If you finish 140.6 miles you’ve earned the distinction of Ironman. If you finish 70.3 miles you are a baller and probably pretty good looking. If you finish 32.1 miles you get a high five and your parents will take you out to dinner. I’m pretty happy with the last one.
The first group went off at 7am and I was at 7:30, that half hour was tough. The sand was freezing so I stayed in the water because it was warmer than the air. Note: Careful of triathlons after Labor Day in the Northeast. I took my time walking into the water near the middle of the pack. The first 100 meters was pure terror if we’re talking mildly. The first 100m I forgot every single thing I worked on. Kept looking forward, breathing erratically, holding breath under water, quick tense stroke. I was struggling. Once we spread out a little I got into my rhythm and honestly the swim was a breeze from there. I stopped to rest twice, but mostly to sight or adjust my goggles. 1500m in 35 minutes. Out of the water and onto the bike.
Getting onto the bike wet was terrible. I thought the pre-swim wait was rough, I was a popsicle most of the bike ride. I didn’t realize how frozen I was until I tried to unwrap some gummies and my hand ignored me. I rode the course frequently during training because it’s near the gym and pleasant during the summer time. It’s not pleasant in the Fall. Note: Under no circumstances do a triathlon in the Northeast after Labor Day. Bike: 25 miles 1 hr, 40 min.
Above is the first mile off the bike. I felt like a cryogenic human coming back to life. I finally loosened up after 2 miles. Walt Disney would’ve been proud. I rolled nice from there and had a good mindset. No headphones allowed while running which I knew would be a problem for me. I had a few songs memorized for the last mile that worked pretty well.
Finish line and 32.1 miles in the books. 3:30:05 with transitions. Run: 6.2 miles, 55 minutes.
I never ran outside in preparation for this. Here’s my take on how different treadmill vs. outside running. On the treadmill you’re not propelling yourself forward like you are outside. I believe treadmill running stresses the hamstrings a little more with the constant braking against the belt and outdoors I felt a little more stress on the front of my thighs which I think came from having to propel myself forward and up hills, dodge pot holes, etc.
Leading up to this thing I started with no base. I didn’t worry about running x miles x times per week or if I should swim only on days I run or whatever. I swam, biked, and ran as much as I could. For those of you out there thinking about their first endurance event, just train. Specific programming isn’t as necessary. Expect the runs to take the most recovery, followed by swimming, then biking. Give yourself a mini taper a few days before the race where you maybe just go through the motions then go race.
I gained a huge appetite from the uptick in training and gained 6 pounds overall from 6 weeks ago. I still lift 1-2x/week which is much less than what I used to, but I can maintain decent strength and I focus mostly on the areas important to running, biking, and swimming. I ran then biked. Swam than ran. Biked twice in a day. All sorts of combinations as long as I was continuing to build my base.
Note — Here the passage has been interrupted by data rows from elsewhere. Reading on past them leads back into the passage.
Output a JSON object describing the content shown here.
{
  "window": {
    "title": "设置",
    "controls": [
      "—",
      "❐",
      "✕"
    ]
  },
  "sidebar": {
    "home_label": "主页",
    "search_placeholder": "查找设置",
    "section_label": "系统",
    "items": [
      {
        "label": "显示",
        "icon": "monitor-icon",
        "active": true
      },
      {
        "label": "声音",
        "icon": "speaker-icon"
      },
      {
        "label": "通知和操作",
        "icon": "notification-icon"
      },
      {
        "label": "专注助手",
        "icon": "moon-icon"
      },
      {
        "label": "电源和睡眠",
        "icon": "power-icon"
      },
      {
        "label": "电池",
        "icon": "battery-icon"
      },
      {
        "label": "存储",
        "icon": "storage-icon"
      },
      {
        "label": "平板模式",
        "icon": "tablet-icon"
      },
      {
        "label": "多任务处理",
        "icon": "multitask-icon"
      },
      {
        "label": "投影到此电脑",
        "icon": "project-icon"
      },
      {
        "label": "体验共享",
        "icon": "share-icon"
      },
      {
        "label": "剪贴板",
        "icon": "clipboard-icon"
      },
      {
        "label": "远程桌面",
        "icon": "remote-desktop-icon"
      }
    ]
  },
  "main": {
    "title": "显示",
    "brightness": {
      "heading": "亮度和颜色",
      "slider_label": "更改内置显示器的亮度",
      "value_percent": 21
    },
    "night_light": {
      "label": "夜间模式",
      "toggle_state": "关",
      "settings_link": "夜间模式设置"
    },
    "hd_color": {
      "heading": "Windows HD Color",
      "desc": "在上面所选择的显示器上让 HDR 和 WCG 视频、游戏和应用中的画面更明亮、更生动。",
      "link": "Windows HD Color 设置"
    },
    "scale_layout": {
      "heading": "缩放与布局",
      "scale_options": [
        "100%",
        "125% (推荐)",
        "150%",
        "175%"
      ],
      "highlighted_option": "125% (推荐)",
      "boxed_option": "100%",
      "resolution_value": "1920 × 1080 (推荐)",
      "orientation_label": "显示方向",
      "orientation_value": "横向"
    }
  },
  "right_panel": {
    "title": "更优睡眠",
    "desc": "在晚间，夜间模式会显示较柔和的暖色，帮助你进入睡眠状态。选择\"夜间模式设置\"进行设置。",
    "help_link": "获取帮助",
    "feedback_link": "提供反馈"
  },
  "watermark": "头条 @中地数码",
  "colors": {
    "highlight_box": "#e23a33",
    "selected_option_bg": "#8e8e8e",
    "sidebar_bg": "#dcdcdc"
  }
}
My taper was a half hour run 2 days before the race and a light bike ride the day before. That’s it. I don’t have enough fitness to take a week off. A week long taper for me for this race would’ve stolen more fitness than erasing fatigue. A proper taper is that perfect balance between the two.
Final word of advice, sign up for something! Seriously, it is the best motivator.